Alexis Nakota Sioux Nation celebrates 20th anniversary of Head Start program with new school

The Alexis Nakota Sioux Nation in Alberta is celebrating its 20th anniversary of its Head Start in Urban and Rural communities program.

The program is designed for preschool children to learn about their language and culture.

“We prepare them into Kindergarten. Into schools,” said Chief Tony Alexis. “Into University or College. When they succeed in that way, they come back to the Community to enrich our lives.

“It’s a cycle that we’ve learned to adapt and we are building on.”

(Alexis Nakota Sioux Nation Chief Tony Alexis at the Head Start program celebration)

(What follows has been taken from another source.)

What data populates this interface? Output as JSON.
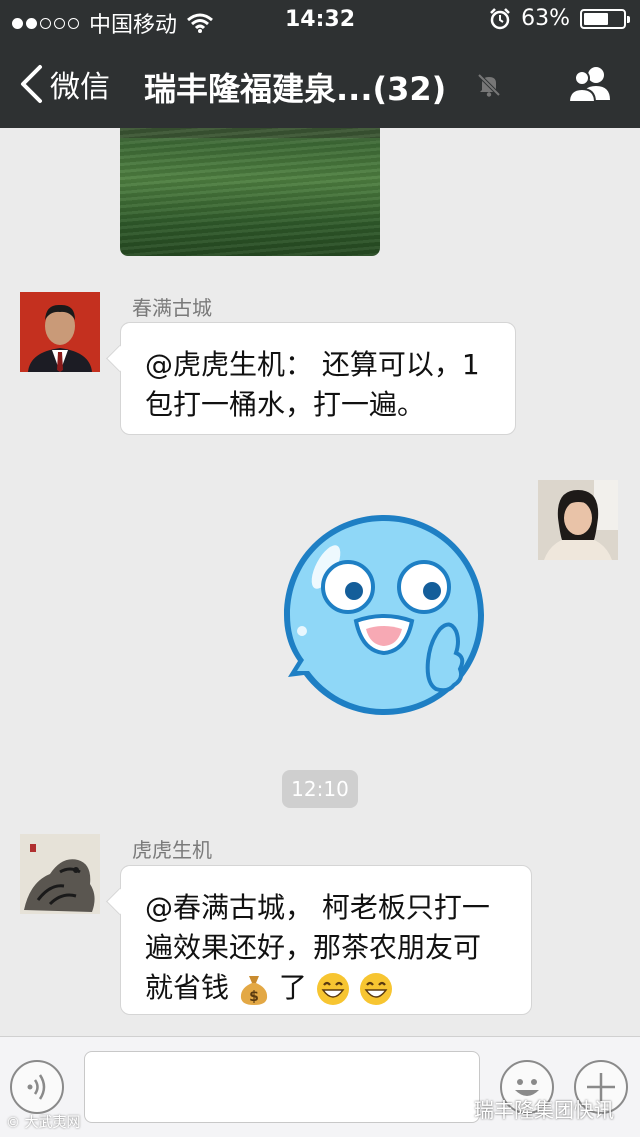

Council members, former chiefs, teachers and officials from the Government of Canada were at the MNE Koodie Centre to re-open the school after a $1 million renovation.

The school was the first site in Canada to offer the Head Start program to preschoolers in 1999.

The program teaches three to five year olds local culture, language, social skills, nutrition and more.

It is now offered in 134 communities and teaches nearly 5,000 preschoolers across the country.

“We still have our culture and our identity here,” Alexis said. “And we have some strong spiritual leaders that come here that continue to teach, continue to transfer knowledge, continue to transfers songs and stories.”

Louise Potts is a teacher at the school

She is helped bring the Head Start program to Alexis 20 years ago.

Potts said the program works and would like to see it offered in every Indigenous community in Canada.

“We have more grade 12 graduates, more self aware people, more helpful people, more open minded youth,” said Potts.

“Of course we are not going to get everybody, but as long as we keep this moving, it’s going to overtake the rest.”

(Adults and children alike celebrate the Head Start program and the newly renovated school)

Jayda Potts took the program in 2003.

She said when she came back to the community after being away for years she was able to quickly relearn the Stoney language.

“I found it all came back because of this program,” she said. “Because of this program, because of Louise, because of Geraldine and all the workers who helped me retain the language as a child.

“I think that’s one of the benefits of the program. Because it was so culturally immersive.”

The newly renovated school now has more space, is energy efficient and has a quiet room.


Video Journalist / Edmonton

Chris Stewart has been in the media for 20 years. He has worked at CBC, Global and CTV as a news camera operator and editor. Chris joined APTN in 2012 in the Saskatoon Bureau and moved to APTN Edmonton bureau in 2015 as a Videojournalist.